- INSTRUCTIONS FOR THE TASK
Among the lines below, list those containing the string "JSON".

- RECORD EXCERPTS
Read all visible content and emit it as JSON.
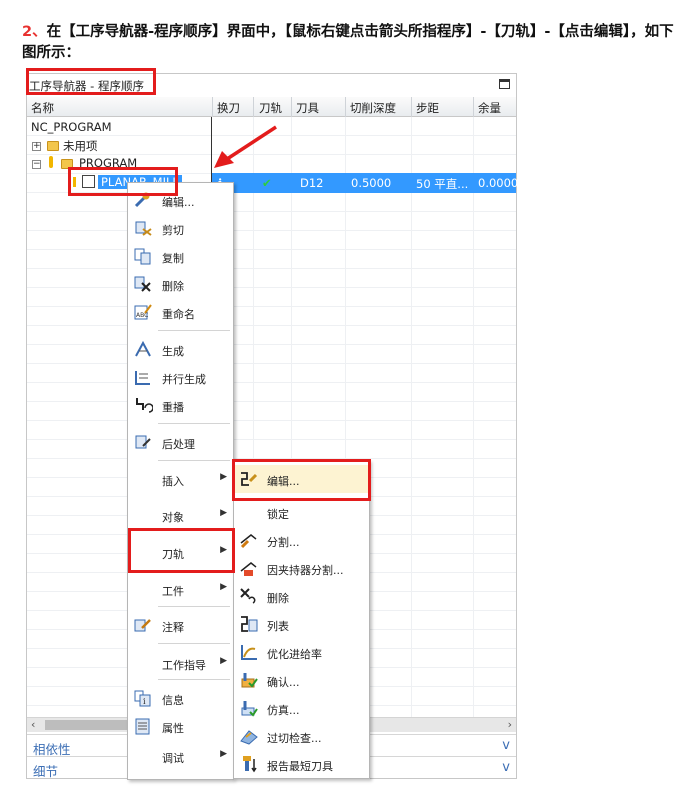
{
  "instruction": {
    "number": "2、",
    "text": "在【工序导航器-程序顺序】界面中，【鼠标右键点击箭头所指程序】-【刀轨】-【点击编辑】，如下图所示："
  },
  "navigator": {
    "title": "工序导航器 - 程序顺序",
    "columns": [
      "名称",
      "换刀",
      "刀轨",
      "刀具",
      "切削深度",
      "步距",
      "余量"
    ],
    "tree": {
      "root": "NC_PROGRAM",
      "unused": "未用项",
      "program": "PROGRAM",
      "operation": "PLANAR_MILL"
    },
    "selected_row": {
      "tool": "D12",
      "cut_depth": "0.5000",
      "stepover": "50 平直...",
      "stock": "0.0000"
    },
    "panels": [
      "相依性",
      "细节"
    ]
  },
  "context_menu": {
    "items": [
      {
        "label": "编辑...",
        "icon": "wrench-icon"
      },
      {
        "label": "剪切",
        "icon": "cut-icon"
      },
      {
        "label": "复制",
        "icon": "copy-icon"
      },
      {
        "label": "删除",
        "icon": "delete-icon"
      },
      {
        "label": "重命名",
        "icon": "rename-icon"
      },
      {
        "label": "生成",
        "icon": "generate-icon"
      },
      {
        "label": "并行生成",
        "icon": "parallel-generate-icon"
      },
      {
        "label": "重播",
        "icon": "replay-icon"
      },
      {
        "label": "后处理",
        "icon": "postprocess-icon"
      },
      {
        "label": "插入"
      },
      {
        "label": "对象"
      },
      {
        "label": "刀轨"
      },
      {
        "label": "工件"
      },
      {
        "label": "注释",
        "icon": "note-icon"
      },
      {
        "label": "工作指导"
      },
      {
        "label": "信息",
        "icon": "info-icon"
      },
      {
        "label": "属性",
        "icon": "properties-icon"
      },
      {
        "label": "调试"
      }
    ]
  },
  "toolpath_submenu": {
    "items": [
      {
        "label": "编辑...",
        "icon": "edit-path-icon"
      },
      {
        "label": "锁定"
      },
      {
        "label": "分割...",
        "icon": "split-icon"
      },
      {
        "label": "因夹持器分割...",
        "icon": "holder-split-icon"
      },
      {
        "label": "删除",
        "icon": "delete-path-icon"
      },
      {
        "label": "列表",
        "icon": "list-icon"
      },
      {
        "label": "优化进给率",
        "icon": "feedrate-icon"
      },
      {
        "label": "确认...",
        "icon": "verify-icon"
      },
      {
        "label": "仿真...",
        "icon": "simulate-icon"
      },
      {
        "label": "过切检查...",
        "icon": "gouge-check-icon"
      },
      {
        "label": "报告最短刀具",
        "icon": "shortest-tool-icon"
      }
    ]
  },
  "colors": {
    "highlight_red": "#e31c1c",
    "selection_blue": "#3399ff",
    "panel_link": "#3d6fb5"
  }
}
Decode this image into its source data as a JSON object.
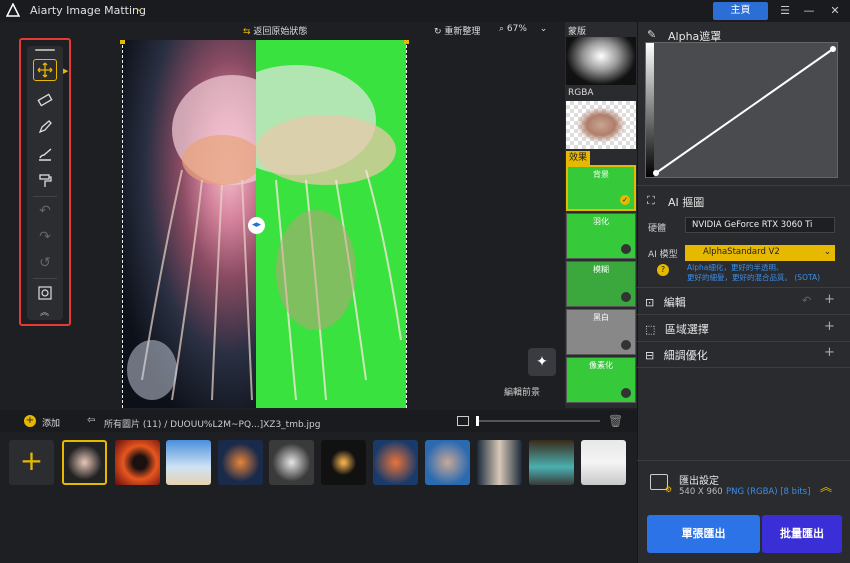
{
  "app": {
    "title": "Aiarty Image Matting",
    "home": "主頁"
  },
  "top": {
    "back_label": "返回原始狀態",
    "reset_label": "重新整理",
    "zoom": "67%"
  },
  "strip": {
    "mask_label": "蒙版",
    "rgba_label": "RGBA",
    "effects_label": "效果",
    "effects": [
      {
        "label": "背景",
        "checked": true
      },
      {
        "label": "羽化",
        "checked": false
      },
      {
        "label": "模糊",
        "checked": false
      },
      {
        "label": "黑白",
        "checked": false
      },
      {
        "label": "像素化",
        "checked": false
      }
    ]
  },
  "canvas": {
    "edit_fg_label": "編輯前景"
  },
  "panel": {
    "alpha_title": "Alpha遮罩",
    "ai_title": "AI 摳圖",
    "hw_label": "硬體",
    "hw_value": "NVIDIA GeForce RTX 3060 Ti",
    "model_label": "AI 模型",
    "model_value": "AlphaStandard  V2",
    "model_desc1": "Alpha細化，更好的半透明、",
    "model_desc2": "更好的細髮，更好的混合品質。 (SOTA)",
    "sections": [
      "編輯",
      "區域選擇",
      "細調優化"
    ],
    "export_title": "匯出設定",
    "export_size": "540 X 960",
    "export_format": "PNG (RGBA) [8 bits]",
    "single_export": "單張匯出",
    "batch_export": "批量匯出"
  },
  "files": {
    "add_label": "添加",
    "breadcrumb_all": "所有圖片 (11)",
    "breadcrumb_sep": "/",
    "breadcrumb_file": "DUOUU%L2M~PQ...]XZ3_tmb.jpg"
  },
  "colors": {
    "accent": "#e6b800",
    "blue": "#2b6fd6",
    "green": "#39e23e",
    "red_box": "#e53935"
  }
}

- TASK ANSWER
Read all visible content and emit it as JSON.
Decode this image into its source data as a JSON object.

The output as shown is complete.